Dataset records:
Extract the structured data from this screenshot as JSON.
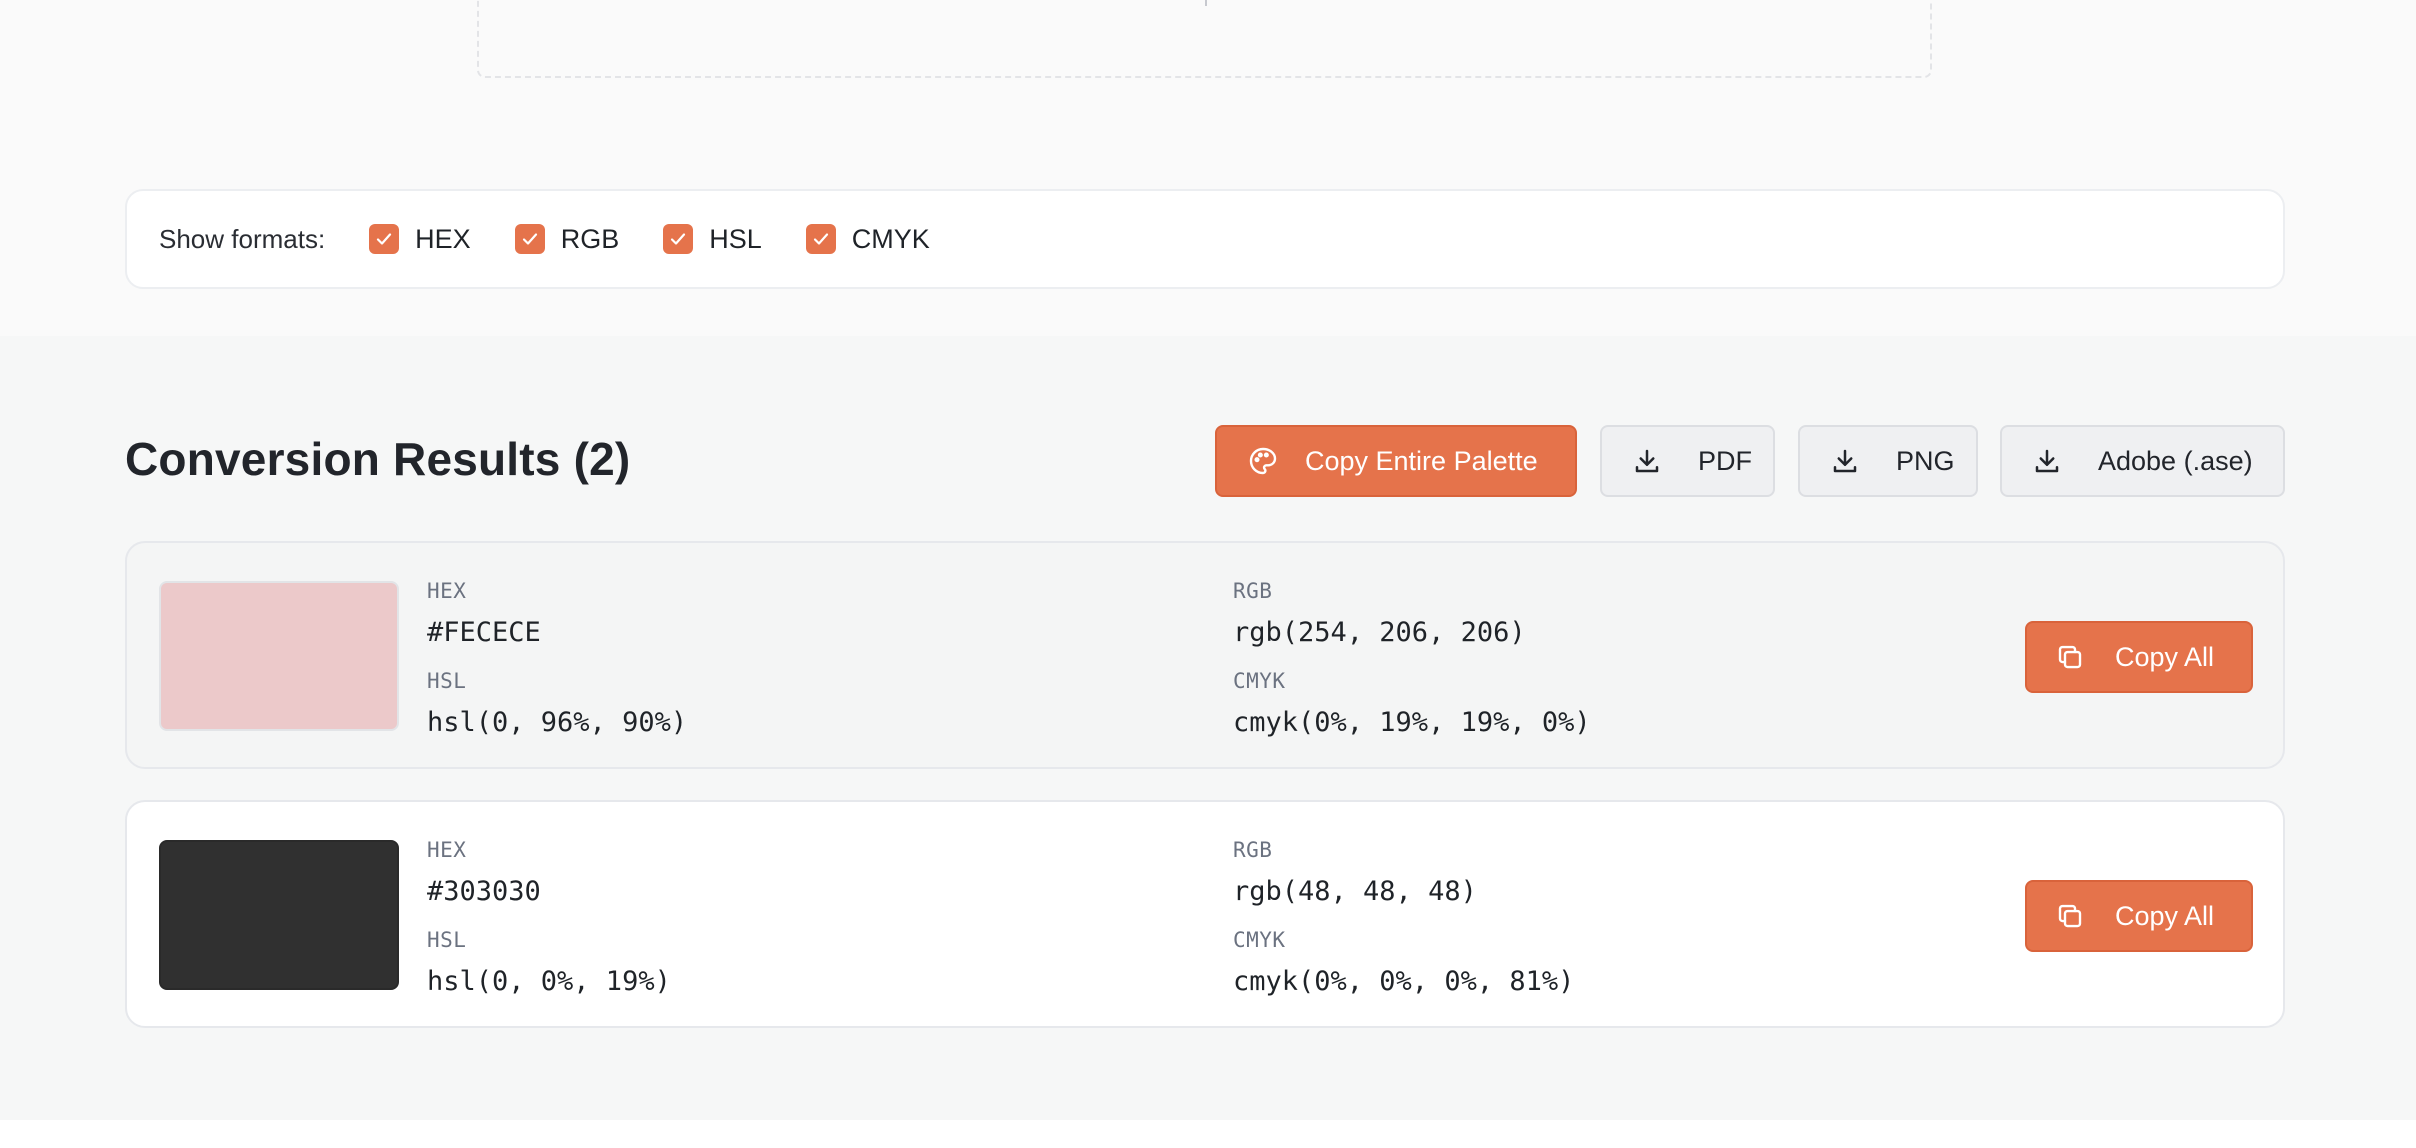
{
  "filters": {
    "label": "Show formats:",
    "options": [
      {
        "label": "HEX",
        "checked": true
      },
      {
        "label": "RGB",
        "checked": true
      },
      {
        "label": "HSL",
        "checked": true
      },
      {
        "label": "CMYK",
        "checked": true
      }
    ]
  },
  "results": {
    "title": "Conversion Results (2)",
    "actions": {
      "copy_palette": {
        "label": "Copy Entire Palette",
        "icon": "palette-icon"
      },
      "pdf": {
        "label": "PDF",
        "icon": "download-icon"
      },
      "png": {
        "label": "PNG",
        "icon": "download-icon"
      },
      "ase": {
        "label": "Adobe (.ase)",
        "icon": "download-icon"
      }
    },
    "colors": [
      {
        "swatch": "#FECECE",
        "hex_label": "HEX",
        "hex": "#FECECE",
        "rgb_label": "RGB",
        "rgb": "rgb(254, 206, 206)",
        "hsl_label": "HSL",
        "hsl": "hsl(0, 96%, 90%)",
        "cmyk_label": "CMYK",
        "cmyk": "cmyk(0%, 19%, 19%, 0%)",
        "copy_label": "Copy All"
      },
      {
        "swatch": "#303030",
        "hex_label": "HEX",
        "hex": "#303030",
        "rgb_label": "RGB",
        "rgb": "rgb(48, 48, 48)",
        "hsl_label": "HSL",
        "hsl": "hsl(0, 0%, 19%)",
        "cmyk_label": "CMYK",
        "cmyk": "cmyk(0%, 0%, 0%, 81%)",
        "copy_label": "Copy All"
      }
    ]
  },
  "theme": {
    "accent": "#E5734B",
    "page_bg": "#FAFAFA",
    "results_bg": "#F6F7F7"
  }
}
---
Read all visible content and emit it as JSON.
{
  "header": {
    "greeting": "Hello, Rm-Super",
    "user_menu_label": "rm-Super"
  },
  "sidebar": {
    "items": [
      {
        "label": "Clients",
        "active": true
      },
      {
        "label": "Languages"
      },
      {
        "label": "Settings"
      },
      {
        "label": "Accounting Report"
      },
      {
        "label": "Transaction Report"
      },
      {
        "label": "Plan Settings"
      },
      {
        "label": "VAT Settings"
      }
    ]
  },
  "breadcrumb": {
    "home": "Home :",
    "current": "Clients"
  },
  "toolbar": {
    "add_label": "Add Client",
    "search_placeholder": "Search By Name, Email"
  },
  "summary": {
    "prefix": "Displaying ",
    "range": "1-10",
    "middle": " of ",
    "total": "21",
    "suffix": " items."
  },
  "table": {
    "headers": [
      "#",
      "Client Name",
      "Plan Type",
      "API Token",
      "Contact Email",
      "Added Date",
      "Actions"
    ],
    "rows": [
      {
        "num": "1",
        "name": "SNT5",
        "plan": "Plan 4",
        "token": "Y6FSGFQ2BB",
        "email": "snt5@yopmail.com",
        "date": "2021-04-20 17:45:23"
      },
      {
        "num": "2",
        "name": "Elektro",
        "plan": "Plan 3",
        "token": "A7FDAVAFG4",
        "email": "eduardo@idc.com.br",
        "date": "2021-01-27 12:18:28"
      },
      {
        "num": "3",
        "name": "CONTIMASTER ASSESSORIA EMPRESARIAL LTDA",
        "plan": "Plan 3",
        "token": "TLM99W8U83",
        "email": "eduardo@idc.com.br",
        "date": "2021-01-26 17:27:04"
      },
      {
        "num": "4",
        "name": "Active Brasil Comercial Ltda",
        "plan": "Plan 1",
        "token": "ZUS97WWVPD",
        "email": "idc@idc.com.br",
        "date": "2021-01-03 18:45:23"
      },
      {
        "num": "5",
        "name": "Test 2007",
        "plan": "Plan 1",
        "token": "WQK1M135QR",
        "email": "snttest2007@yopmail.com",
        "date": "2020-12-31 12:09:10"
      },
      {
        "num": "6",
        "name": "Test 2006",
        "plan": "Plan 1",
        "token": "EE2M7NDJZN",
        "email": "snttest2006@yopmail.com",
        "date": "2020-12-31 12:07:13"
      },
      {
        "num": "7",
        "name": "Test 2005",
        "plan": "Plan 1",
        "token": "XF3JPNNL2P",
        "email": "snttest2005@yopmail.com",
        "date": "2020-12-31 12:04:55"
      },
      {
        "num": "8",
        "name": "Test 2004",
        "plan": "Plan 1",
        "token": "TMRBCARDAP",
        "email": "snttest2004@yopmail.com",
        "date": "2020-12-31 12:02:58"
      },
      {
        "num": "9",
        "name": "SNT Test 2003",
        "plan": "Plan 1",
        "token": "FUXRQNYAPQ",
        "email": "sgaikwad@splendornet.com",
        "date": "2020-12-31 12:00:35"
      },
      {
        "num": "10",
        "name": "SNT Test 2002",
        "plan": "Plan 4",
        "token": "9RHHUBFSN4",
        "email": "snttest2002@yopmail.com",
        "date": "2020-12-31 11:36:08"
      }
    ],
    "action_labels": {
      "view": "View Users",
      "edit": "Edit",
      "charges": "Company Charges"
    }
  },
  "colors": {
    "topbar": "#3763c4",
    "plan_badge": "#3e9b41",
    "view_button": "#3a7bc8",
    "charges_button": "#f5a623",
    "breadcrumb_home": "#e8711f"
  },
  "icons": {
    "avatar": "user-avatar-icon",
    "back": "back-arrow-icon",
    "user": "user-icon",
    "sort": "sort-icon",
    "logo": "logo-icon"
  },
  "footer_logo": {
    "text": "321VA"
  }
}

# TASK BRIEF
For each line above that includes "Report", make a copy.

# SOLUTION
        "label": "Accounting Report"
        "label": "Transaction Report"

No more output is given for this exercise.